Analysis of Chapters 1-3
This section serves to introduce Jerry Cruncher, a decidedly comic figure but also a representation of the English urban peasantry at the time. He is a relatively simple man who is seemingly content and vigilant in his position as Tellson's only trusted messenger. He is determined to provide food for himself and his family and the hints, such as the rust on his hands or mud on his boots, that he may have a more dishonorable occupation as well, that he has another, secret occupation serve to underscore his devotion to his stomach. Significantly, Dickens uses Cruncher as his perspective on Charles Darnay's theater-like trial, which is portrayed to be little more than entertainment for the mob. As such, Charles Darnay's trial is a grand play attended by a rapt audience with only Sydney Carton uninterested in the result. Carton displays interest in his surroundings first when he notices the similarity between himself and Charles Darnay and later when he notices that Miss Manette is about to faint. In both instances his thoughts can be attributed to where his interest most lies, namely himself and his desires.
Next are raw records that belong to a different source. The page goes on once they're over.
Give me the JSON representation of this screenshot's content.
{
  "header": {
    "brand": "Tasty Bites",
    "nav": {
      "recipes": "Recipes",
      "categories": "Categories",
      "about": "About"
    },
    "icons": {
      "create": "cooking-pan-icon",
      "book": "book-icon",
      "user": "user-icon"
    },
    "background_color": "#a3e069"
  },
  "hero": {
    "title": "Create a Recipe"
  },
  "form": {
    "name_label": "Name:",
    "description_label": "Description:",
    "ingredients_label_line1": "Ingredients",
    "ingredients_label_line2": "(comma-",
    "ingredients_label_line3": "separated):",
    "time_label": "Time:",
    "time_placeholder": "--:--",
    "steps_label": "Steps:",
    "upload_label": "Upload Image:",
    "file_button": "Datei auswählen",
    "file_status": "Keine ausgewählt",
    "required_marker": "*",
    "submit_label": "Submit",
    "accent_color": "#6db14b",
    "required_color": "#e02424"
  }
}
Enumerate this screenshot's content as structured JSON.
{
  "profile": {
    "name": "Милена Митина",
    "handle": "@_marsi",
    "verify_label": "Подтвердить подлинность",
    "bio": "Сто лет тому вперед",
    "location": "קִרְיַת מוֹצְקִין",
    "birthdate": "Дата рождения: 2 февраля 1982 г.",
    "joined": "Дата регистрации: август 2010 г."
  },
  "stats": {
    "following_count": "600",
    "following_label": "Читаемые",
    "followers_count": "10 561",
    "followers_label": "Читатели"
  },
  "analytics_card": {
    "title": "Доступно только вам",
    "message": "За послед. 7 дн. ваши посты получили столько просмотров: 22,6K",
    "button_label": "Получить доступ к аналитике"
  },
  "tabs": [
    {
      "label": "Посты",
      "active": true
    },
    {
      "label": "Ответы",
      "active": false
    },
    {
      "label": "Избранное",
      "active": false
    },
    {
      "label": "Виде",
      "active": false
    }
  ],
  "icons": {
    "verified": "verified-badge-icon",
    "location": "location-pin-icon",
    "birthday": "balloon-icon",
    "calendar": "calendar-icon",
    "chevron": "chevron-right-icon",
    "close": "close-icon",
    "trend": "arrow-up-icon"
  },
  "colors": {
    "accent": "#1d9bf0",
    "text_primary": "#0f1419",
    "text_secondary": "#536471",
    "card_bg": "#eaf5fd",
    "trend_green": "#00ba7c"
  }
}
His later dialogue with Darnay reveals that he considers himself to be beyond redemption and, as such, free to give his opinion with regard for another's welfare or feelings.